Earthquakes (the picture shows the San Andreas fault) and snow avalanches (an avalanche in Mount Everest shown on lower left corner) are examples of systems exhibiting bursty avalanche dynamics. Individual bursts have a highly irregular, complex structure (upper left corner). However, they have also a typical, well-defined average shape which depends on certain fundamental properties of the system, i.e. its universality class in the language of physics (upper right corner).
Credit: Aalto University
Each avalanche or burst has its own typical shape or form, which tells for instance when most snow is sliding after the avalanche has started. The shape of can be predicted based on mathematical models, or one can find the right model by looking at the measured shape.
- We studied results from computer simulations, and found different kinds of forms of events. We then analyzed them with pen and paper, and together with our experimental collaborators, and concluded that our predictions for the avalanche shapes were correct, Mikko Alava explains.

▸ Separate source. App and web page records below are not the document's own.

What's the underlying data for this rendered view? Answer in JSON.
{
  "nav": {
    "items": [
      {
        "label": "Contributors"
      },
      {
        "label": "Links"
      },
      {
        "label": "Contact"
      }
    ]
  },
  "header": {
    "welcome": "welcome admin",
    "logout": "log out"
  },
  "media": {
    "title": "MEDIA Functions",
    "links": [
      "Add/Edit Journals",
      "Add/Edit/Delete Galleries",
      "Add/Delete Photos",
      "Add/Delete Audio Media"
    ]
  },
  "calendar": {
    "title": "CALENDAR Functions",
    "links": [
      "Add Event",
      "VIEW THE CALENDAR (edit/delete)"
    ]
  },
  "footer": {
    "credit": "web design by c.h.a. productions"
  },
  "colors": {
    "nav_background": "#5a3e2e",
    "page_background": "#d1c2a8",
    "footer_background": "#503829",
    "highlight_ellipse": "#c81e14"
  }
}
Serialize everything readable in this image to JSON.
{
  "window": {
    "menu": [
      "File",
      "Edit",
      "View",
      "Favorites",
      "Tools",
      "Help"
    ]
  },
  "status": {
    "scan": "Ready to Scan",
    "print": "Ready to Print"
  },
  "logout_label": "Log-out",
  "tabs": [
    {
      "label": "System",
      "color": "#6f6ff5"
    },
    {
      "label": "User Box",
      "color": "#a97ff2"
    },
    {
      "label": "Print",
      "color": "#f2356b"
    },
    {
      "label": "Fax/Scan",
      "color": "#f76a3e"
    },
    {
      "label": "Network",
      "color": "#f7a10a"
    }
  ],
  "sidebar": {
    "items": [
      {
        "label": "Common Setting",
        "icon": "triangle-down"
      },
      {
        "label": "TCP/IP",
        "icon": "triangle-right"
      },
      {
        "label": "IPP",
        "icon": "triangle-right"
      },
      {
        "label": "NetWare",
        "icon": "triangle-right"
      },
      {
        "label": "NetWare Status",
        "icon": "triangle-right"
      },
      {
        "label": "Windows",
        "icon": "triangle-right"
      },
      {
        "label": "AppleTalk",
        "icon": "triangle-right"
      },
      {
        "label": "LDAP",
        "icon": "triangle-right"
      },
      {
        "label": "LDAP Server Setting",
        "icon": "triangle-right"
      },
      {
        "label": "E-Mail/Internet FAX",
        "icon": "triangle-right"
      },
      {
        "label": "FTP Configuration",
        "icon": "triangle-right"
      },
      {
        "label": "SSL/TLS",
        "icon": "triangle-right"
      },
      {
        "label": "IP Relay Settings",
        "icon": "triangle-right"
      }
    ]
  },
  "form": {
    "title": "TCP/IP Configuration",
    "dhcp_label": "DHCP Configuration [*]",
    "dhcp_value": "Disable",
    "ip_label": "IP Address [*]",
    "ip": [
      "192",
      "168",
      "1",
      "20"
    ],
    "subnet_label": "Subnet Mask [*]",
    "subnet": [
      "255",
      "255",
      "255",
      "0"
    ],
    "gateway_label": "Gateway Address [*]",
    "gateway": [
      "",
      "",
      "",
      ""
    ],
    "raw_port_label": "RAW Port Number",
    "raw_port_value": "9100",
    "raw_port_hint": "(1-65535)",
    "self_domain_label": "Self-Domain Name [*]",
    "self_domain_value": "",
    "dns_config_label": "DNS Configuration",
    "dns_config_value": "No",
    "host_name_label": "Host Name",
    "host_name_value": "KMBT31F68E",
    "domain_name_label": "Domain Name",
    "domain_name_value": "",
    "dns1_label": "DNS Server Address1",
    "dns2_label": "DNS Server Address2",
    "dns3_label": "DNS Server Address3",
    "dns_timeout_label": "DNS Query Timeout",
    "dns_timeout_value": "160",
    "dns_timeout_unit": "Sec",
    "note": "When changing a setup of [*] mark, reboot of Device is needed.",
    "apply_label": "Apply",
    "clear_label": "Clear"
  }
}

The results can be applied to comparing experiments with simplified model systems, to a much greater depth. The whole shape of an avalanche holds much more information than say the Gutenberg-Richter index, even with a few other so-called critical exponents.
Link to the Nature Communications article: http://www.nature.com/ncomms/2013/131219/ncomms3927/full/ncomms3927.html
Mikko Alava | EurekAlert!
Biomass turnover time in ecosystems is halved by land use
23.08.2016 | Alpen-Adria-Universität Klagenfurt
Diversity of habitats at natural oil seeps
22.08.2016 | MARUM - Zentrum für Marine Umweltwissenschaften an der Universität Bremen
Scientists and engineers striving to create the next machine-age marvel--whether it be a more aerodynamic rocket, a faster race car, or a higher-efficiency jet...
Waveguides are widely used for filtering, confining, guiding, coupling or splitting beams of visible light. However, creating waveguides that could do the same for X-rays has posed tremendous challenges in fabrication, so they are still only in an early stage of development.
In the latest issue of Acta Crystallographica Section A: Foundations and Advances , Sarah Hoffmann-Urlaub and Tim Salditt report the fabrication and testing of...
Electrochemists at TU Graz have managed to use monocrystalline semiconductor silicon as an active storage electrode in lithium batteries. This enables an integrated power supply to be made for microchips with a rechargeable battery.
Small electrical gadgets, such as mobile phones, tablets or notebooks, are indispensable accompaniments of everyday life. Integrated circuits in the interiors...
Recent findings indicating the possible discovery of a previously unknown subatomic particle may be evidence of a fifth fundamental force of nature, according...
A nanocrystalline material that rapidly makes white light out of blue light has been developed by KAUST researchers.
25.08.2016 | Event News
24.08.2016 | Event News
12.08.2016 | Event News
25.08.2016 | Power and Electrical Engineering
25.08.2016 | Health and Medicine
25.08.2016 | Information Technology